The Journal of Peer Production - New perspectives on the implications of peer production for social change New perspectives on the implications of peer production for social change
(Signals) Spatial practices, commoning and the peer production of culture image

Signals are an important part of the JoPP peer review process. They are intended to widen the scope of publishable articles by placing the reputational cost of publishing an imperfect article on authors, rather than on the journal.

Please note:

Positive signal = 1, negative signal = 0, positive/negative signal = 0.5

Only signals marked with a “*” are used to calculate the JoPP Signal.

Objective categories

Activist: 3/3

Article proposes a critique of a policy or practice with specific action proposals or suggestions.

Academic: 2/3*

Article follows conventions of academic research article ­­ e.g. position in literature, cited sources, and claimed contribution.

Prospective: 1/3

Article is based on developments that have not yet occurred.

Formalised: 1/3

Article is based on formal logic or mathematical technique.

Language quality: 2/3*

Standard of English expression in article is excellent.


Subjective categories

Scope of debate: 0/3

Article addresses an issue which is widely known and debated.

Comprehensiveness: 2/3*

Most related sources are mentioned in article [this is an invitation to careful selection rather than a demonstration of prowess in citation collection ­­ i.e. apt and representative choices made in source citations].

Logical flow: 3/3*

Ideas are well organised in article.

Originality: 3/3*

The argument presented in article is new.

Review impact: 3/3

The article has been significantly changed as a result of the review process.


Reviewers indicate their appreciation of the article in the form of a 50 word statement.

Reviewer A

The paper has been significantly revised and the content is presented in more clear sections. Sections on methods and literature reflection have been introduced. Nonetheless the abstract historiography on social movements does not relate to the later sections on creativity in social mobilisations in the city of Milan. I would strongly suggest that the authors reflect on their literature adequately. The use of English language and some typos should be revised (eg. p6 first paragraph) thus the map scales should be introduced in used maps.

Reviewer B

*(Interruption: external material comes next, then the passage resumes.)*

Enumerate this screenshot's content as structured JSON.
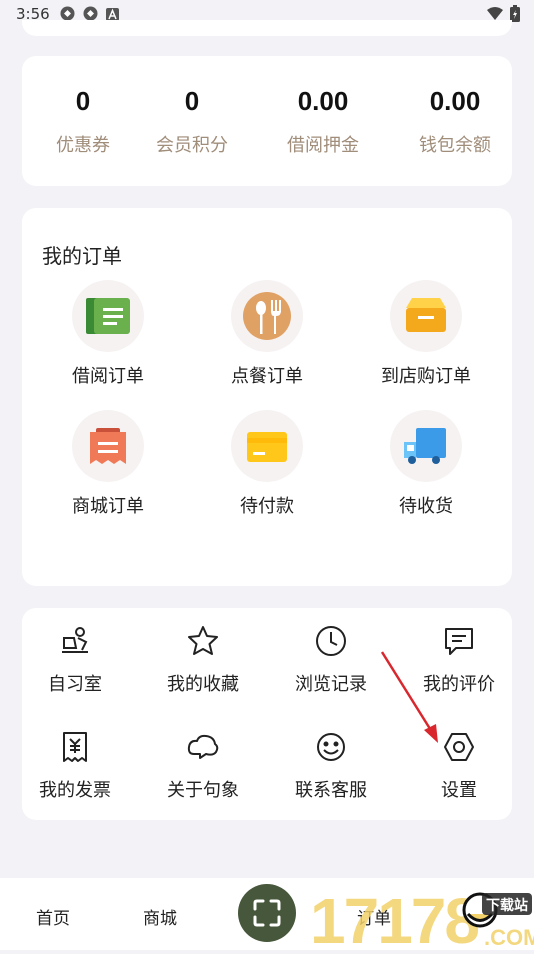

The article positions the case of Macao within different theoretical frameworks, including a discussion of urban commons and right to the city movements, and the reuse of abandoned urban spaces. The analysis of the relationship between Macao and other organisations in the neighbourhood could have benefited from a more nuanced discussion of they are connected with the history and development of housing struggles in the city.

Reviewer C

The paper made strong improvements respect the previous version. It is indeed much clearer. There are still doubts on the section dedicated to the literature review. The many quoted authors are scattered and it’s not too clear which is the benefit of the review vis à vis the Macao case.